-------- Data for this exercise --------

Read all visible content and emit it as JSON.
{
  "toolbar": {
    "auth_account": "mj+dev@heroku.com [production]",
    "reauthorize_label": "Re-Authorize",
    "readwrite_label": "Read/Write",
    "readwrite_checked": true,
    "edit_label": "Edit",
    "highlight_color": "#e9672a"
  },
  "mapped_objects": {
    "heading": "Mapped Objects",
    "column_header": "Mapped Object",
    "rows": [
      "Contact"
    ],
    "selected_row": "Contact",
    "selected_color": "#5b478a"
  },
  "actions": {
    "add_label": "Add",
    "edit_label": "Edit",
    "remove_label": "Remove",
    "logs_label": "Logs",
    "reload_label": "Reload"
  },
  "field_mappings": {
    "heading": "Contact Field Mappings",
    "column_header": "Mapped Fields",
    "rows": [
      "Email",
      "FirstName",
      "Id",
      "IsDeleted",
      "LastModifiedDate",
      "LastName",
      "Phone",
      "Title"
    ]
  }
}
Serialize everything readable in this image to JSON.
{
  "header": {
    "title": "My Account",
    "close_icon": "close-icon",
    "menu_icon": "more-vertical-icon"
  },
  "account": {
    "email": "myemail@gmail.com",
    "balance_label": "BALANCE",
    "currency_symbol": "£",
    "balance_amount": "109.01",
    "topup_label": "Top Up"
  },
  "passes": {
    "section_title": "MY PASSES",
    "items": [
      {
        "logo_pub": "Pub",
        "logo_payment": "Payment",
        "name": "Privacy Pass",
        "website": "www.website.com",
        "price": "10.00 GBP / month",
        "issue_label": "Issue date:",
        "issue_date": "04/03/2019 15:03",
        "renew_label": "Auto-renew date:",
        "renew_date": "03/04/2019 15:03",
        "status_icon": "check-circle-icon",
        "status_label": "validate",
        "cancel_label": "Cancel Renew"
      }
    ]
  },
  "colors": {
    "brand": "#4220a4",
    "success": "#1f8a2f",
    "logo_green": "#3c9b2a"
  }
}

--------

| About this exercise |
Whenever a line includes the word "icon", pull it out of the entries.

| Your solution |
    "close_icon": "close-icon",
    "menu_icon": "more-vertical-icon"
        "status_icon": "check-circle-icon",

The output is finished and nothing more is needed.